- Blal and her colleagues are academics who have to write in a nuanced way for an audience mostly of fellow academics.
- As a reporter, I aim instead to spark a broader conversation among industry leaders.
- My gloss on Blal’s work is that there’s an opportunity for value creation that’s under-appreciated. I oversimplify to make some broader points.
Asset-light works in some cases.
- In asset-light, you shift from being an owner and hotel manager to being a distributor and the seller of a manual on how to manage 100-plus rooms.
- So if you have the strongest brands in the market, if you can put heads in beds (such as by running a loyalty program to drive direct bookings), and you can drive industry-leading earnings to the owner, you probably should go asset-light.

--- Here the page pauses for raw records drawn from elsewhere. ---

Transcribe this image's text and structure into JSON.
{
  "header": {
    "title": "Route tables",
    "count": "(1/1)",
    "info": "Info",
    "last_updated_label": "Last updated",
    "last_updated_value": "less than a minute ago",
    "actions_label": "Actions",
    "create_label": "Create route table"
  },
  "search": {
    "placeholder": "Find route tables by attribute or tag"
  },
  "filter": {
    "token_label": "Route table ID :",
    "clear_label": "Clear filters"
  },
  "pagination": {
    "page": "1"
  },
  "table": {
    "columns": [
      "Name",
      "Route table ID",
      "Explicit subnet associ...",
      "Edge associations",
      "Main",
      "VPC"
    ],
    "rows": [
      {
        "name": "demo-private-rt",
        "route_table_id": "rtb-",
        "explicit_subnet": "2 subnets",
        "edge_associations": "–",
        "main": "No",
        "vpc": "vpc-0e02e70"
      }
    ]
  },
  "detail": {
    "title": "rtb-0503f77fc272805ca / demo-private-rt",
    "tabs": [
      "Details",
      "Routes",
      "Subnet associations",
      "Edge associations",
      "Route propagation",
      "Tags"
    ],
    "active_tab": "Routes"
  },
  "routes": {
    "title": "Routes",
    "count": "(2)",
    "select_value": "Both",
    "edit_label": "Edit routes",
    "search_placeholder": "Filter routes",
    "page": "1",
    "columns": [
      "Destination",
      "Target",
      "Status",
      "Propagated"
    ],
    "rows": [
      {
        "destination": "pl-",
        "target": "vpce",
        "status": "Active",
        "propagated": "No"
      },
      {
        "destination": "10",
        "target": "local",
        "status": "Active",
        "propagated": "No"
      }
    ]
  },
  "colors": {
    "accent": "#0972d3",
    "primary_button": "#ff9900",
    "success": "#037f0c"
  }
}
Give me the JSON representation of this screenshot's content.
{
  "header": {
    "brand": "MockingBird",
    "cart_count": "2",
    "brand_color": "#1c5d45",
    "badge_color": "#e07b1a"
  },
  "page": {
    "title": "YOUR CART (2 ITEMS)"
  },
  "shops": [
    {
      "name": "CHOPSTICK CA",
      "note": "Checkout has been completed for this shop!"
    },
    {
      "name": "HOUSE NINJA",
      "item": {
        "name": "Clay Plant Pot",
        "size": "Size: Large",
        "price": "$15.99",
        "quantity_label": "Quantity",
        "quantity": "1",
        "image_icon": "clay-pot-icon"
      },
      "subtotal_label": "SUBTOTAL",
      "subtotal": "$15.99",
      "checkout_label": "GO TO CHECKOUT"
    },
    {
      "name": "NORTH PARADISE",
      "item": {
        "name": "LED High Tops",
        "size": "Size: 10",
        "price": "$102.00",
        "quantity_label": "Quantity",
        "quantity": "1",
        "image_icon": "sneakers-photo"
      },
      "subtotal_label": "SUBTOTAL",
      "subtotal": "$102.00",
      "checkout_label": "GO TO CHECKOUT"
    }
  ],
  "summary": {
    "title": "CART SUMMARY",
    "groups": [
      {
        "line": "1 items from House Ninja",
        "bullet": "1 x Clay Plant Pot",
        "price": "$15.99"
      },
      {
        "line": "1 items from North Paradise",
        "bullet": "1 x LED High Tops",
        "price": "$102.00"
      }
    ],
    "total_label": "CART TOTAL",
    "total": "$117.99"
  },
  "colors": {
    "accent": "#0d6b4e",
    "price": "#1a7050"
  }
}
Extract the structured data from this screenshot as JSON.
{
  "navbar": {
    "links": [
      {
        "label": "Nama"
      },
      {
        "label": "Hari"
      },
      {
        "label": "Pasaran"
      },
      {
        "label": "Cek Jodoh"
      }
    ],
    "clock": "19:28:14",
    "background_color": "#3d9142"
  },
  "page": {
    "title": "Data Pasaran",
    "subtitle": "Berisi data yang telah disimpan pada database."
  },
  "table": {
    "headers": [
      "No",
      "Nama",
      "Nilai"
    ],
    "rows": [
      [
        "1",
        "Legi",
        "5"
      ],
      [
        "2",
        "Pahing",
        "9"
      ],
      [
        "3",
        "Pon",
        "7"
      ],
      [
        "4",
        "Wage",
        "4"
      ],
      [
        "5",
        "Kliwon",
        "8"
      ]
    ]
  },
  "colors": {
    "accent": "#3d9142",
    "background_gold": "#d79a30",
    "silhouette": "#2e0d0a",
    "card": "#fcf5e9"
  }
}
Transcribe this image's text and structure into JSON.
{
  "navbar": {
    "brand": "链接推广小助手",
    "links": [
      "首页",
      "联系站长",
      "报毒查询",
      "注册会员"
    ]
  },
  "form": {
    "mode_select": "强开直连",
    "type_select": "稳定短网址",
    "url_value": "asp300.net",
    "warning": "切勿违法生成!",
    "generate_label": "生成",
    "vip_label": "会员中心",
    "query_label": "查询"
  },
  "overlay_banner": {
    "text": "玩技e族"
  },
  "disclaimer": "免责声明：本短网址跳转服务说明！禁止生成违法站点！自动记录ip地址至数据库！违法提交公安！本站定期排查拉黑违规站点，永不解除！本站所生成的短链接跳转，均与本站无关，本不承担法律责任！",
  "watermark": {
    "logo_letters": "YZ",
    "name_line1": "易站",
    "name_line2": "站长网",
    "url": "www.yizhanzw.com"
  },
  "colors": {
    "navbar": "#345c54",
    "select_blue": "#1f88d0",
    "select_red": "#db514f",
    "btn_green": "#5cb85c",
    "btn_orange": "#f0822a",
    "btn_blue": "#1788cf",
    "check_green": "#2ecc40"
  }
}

- Splitting ownership and management also allows each entity, the owner and the manager, to become specialists — potentially unlocking efficiencies.
The asset-light model also creates some potential weaknesses.
- If you don’t own the asset, you can’t make 100 percent sure it is properly maintained and following brand standards. You’re left with using carrots and sticks to get owner cooperation. A few bad actors can tarnish a brand’s reputation.
- You may be tempted into brand bloat, with a brand for every price point, as a way of simulating choice. An alternative would be to create just a few brands by using premises about customer needs other than price.
- It’s also not clear if the recent moves to asset-light really generated significant gains.
- Blal’s and Bianchi’s exploratory story didn’t find the switch to asset-light by six U.S. hotel corporations to have unleashed a stunning improvement on two measures of profitability: earnings before interest, taxes, depreciation, and amortization and return-on-equity (essentially net income divided by shareholder equity) across a 16-year stretch.
- While equity investors favored asset-light companies, the underlying performance of asset-light may not be clearly superior. Within a group’s portfolio, asset light might work well for some brands but not others.
- This study isn’t the last word on the topic. More research is needed. Yet it’s disappointing that so little research on this topic has been done so far.
Companies that take alternative approaches may enjoy some long-term advantages.
- Blal didn’t single out examples, but I will.
- CitizenM and Scandic are among the companies taking alternative paths.
- CitizenM has claimed that a benefit of owning everything from the construction process to operations is that it can roll out new technologies across its network seamlessly rather than needing buy-in from multiple stakeholders.
- Having the best tech game often requires iterating based on customer feedback faster than rivals.
- So a wholly-owned ecosystem may be nimbler. Having the agility to pivot quickly could help the brands pick up incremental revenue faster than larger, lumbering, asset-light players.
- Companies that are vertically controlled might innovate in some ways faster and thus create value, whether it’s by, say, adopting pre-fabrication as a cheaper construction method with a lower carbon impact or by, say, developing a mobile app for employees to use for more efficient workflows.
Ultimately Blal and her colleague ask: “How can just one divestment model be beneficial to the performance of all companies?” It’s a good question.
Have a confidential tip for Skift? Get in touch